When tension and stress build in the neck, our muscles may begin to feel tight or achy. Neck pain may also spread to the shoulders. “Tension in the trapezius muscle is quite common in people who work with their hands and basically anyone who sits in front of a computer,” explains Santa Monica, CA dermatologist Ava Shamban, MD. “Stress, of course, causes a generalized muscle tightening and creates a negative feedback loop.”
“This physical pain can then in turn create more anxiety which leads to even more muscular constriction, which further worsens the anxiety,” adds Chico, CA dermatologist Kafele T. Hodari, MD. This is where neurotoxin injections come in to, as Dr. Hodari says, “relieve this vicious cycle.”
By strategically placing neuromodulators into the muscles of the neck, shoulder and even the scalp, you can alleviate the muscular tension, constriction, and pain. “Injecting in the trapezius muscles will help with back and neck pain due to tight muscles,” says New York dermatologist Julie Russak, MD. “It also has the added benefit of helping to straighten your posture.”
Dr. Hodari explains that the therapeutic use of neurotoxin in the shoulders can lead to an improved posture due to the elimination of stress-induced pain or anxiety. “As we experience pain, we often adjust the way we stand, move, or otherwise navigate the world,” he says. “This compensation, while meant to alleviate pain, can actually make things worse, as we tend to excessively rely on certain muscle groups over others.”

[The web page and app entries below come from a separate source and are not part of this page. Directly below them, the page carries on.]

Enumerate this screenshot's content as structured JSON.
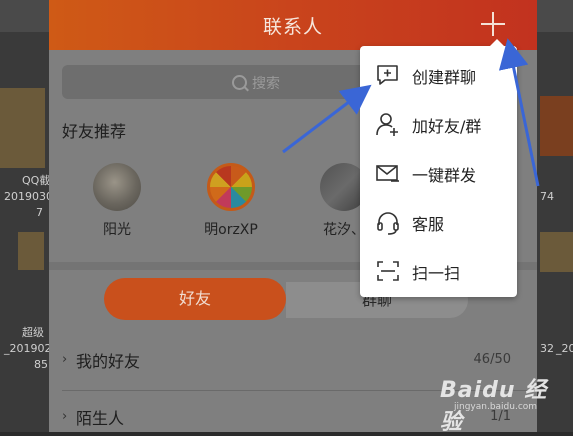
{
  "header": {
    "title": "联系人"
  },
  "search": {
    "placeholder": "搜索"
  },
  "recommend": {
    "title": "好友推荐",
    "friends": [
      {
        "name": "阳光"
      },
      {
        "name": "明orzXP"
      },
      {
        "name": "花汐、"
      }
    ]
  },
  "tabs": {
    "friends": "好友",
    "groups": "群聊"
  },
  "groups": [
    {
      "label": "我的好友",
      "count": "46/50"
    },
    {
      "label": "陌生人",
      "count": "1/1"
    }
  ],
  "menu": {
    "items": [
      {
        "label": "创建群聊",
        "icon": "create-group-icon"
      },
      {
        "label": "加好友/群",
        "icon": "add-friend-icon"
      },
      {
        "label": "一键群发",
        "icon": "mass-message-icon"
      },
      {
        "label": "客服",
        "icon": "customer-service-icon"
      },
      {
        "label": "扫一扫",
        "icon": "scan-icon"
      }
    ]
  },
  "desktop": {
    "labels": [
      "QQ截",
      "2019030",
      "7",
      "超级",
      "_201902",
      "85",
      "74",
      "32",
      "_20"
    ]
  },
  "watermark": {
    "logo": "Baidu 经验",
    "url": "jingyan.baidu.com"
  },
  "colors": {
    "header_start": "#cf5a16",
    "header_end": "#c2321f",
    "accent": "#c9501c",
    "arrow": "#3a66d6"
  }
}
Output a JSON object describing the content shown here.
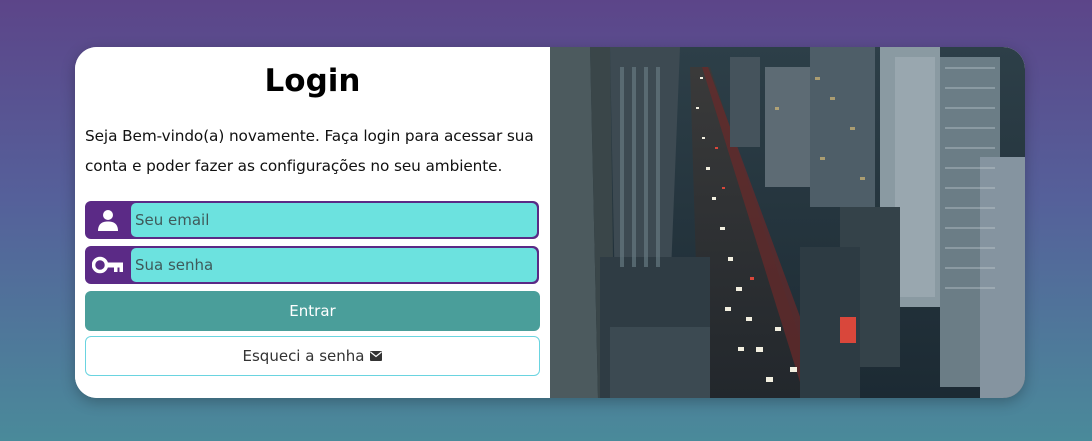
{
  "login": {
    "title": "Login",
    "description": "Seja Bem-vindo(a) novamente. Faça login para acessar sua conta e poder fazer as configurações no seu ambiente.",
    "email_placeholder": "Seu email",
    "email_icon": "user-icon",
    "password_placeholder": "Sua senha",
    "password_icon": "key-icon",
    "submit_label": "Entrar",
    "forgot_label": "Esqueci a senha",
    "forgot_icon": "envelope-icon"
  },
  "colors": {
    "icon_bg": "#5b2a86",
    "input_bg": "#6ce2df",
    "submit_bg": "#4a9e9a",
    "outline_border": "#6ad4e0"
  },
  "image": {
    "subject": "city-street-icon"
  }
}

When asked about possible side effects, like impaired use of the muscle, the experts we spoke to said this treatment came with minimal risks. “The benefits are the improvement of muscle tightness and stress reduction and the risks are really minimal,” notes Dr. Shamban. “There are no published guidelines about dosage, so the main risk is that you have to return to get a second dose!”